“At the Cross” Good Friday

Then the soldiers of the governor took Jesus into the governor’s headquarters, and they gathered the whole cohort around him. They stripped him and put a scarlet robe on him, and after twisting some thorns into a crown, they put it on his head. They put a reed in his right hand and knelt before him and mocked him, saying, ‘Hail, King of the Jews!’ They spat on him and took the reed and struck him on the head. After mocking him, they stripped him of the robe and put his own clothes on him. Then they led him away to crucify him.

As they went out, they came upon a man from Cyrene named Simon; they compelled this man to carry his cross. And when they came to a place called Golgotha (which means Place of a Skull), they offered him wine to drink, mixed with gall; but when he tasted it, he would not drink it.

And when they had crucified him, they divided his clothes among themselves by casting lots; then they sat down there and kept watch over him. Over his head they put the charge against him, which read, ‘This is Jesus, the King of the Jews.’

Then two bandits were crucified with him, one on his right and one on his left. Those who passed by derided him, shaking their heads and saying, ‘You who would destroy the temple and build it in three days, save yourself! If you are the Son of God, come down from the cross.’ In the same way the chief priests also, along with the scribes and elders, were mocking him, saying, ‘He saved others; he cannot save himself. He is the King of Israel; let him come down from the cross now, and we will believe in him. He trusts in God; let God deliver him now, if he wants to; for he said, “I am God’s Son.” ’ The bandits who were crucified with him also taunted him in the same way.

From noon on, darkness came over the whole land until three in the afternoon. And about three o’clock Jesus cried with a loud voice, ‘Eli, Eli, lema sabachthani?’ that is, ‘My God, my God, why have you forsaken me?’ When some of the bystanders heard it, they said, ‘This man is calling for Elijah.’ At once one of them ran and got a sponge, filled it with sour wine, put it on a stick, and gave it to him to drink. But the others said, ‘Wait, let us see whether Elijah will come to save him.’ Then Jesus cried again with a loud voice and breathed his last. At that moment the curtain of the temple was torn in two, from top to bottom. The earth shook, and the rocks were split. The tombs also were opened, and many bodies of the saints who had fallen asleep were raised. After his resurrection they came out of the tombs and entered the holy city and appeared to many. Now when the centurion and those with him, who were keeping watch over Jesus, saw the earthquake and what took place, they were terrified and said, ‘Truly this man was God’s Son!’  Matthew 27.27-54
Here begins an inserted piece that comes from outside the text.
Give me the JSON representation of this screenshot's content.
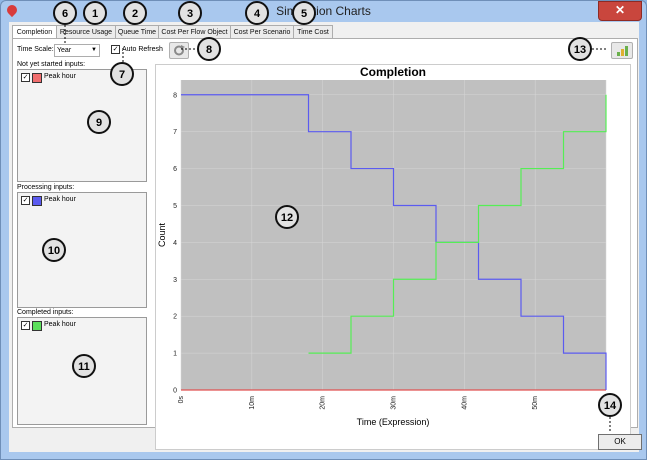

With a great and dramatic flourish Matthew concludes his account of the Passion with the report of an earthquake. He says, “The curtain of the temple was torn in two, from top to bottom. The earth shook, and the rocks were split.”

If ever you want a description of something which leaves humanity ‘out of its depth’, an earthquake usually fits the bill. Just as we euphemistically refer to this kind of thing as an ‘act of God’, ‘seismic’ is probably an appropriate word to encapsulate the significance of what happened that day. So, before the Cross we are in earthquake territory; and Matthew is reminding us that there is an objectivity to these things about which we are I believe, often far too shy.

Because this is the place in which something is done (accomplished) for us. This is the place from which springs the Lord God’s New Creation and his re-creating us in his image. As Stanley Hauerwas says, “We don’t get to make this up for ourselves.” Paul sums it up in both cosmic and personal terms. It’s here that “God was in Christ reconciling the world to himself” (2 Corinthians 5.19). And he is the Christ “who loved me and gave himself for me.” (Galatians 2.20)

Jesus told the disciples: “When I am lifted up, I will draw all people to myself” (John 12.32) The cross is the revelation of divine love. It has, as Paul says, a “breadth and length and height and depth, …. that surpasses knowledge” (Ephesians 3.18).

What we’re called to do is to listen and gaze; “keep watch over Jesus.” And let his act of self-giving love would somehow go to work on us so that like Simon of Cyrene; we discover that the Cross has a way of drawing us in and inviting us to take it up.

It’s always these two things: In this place something seismic was done for us but from this place we go forth, amazed by what the Lord God wishes to do in and through us. In other words, we find ourselves caught up in a story not of our own making …but which becomes our pattern of life and our future.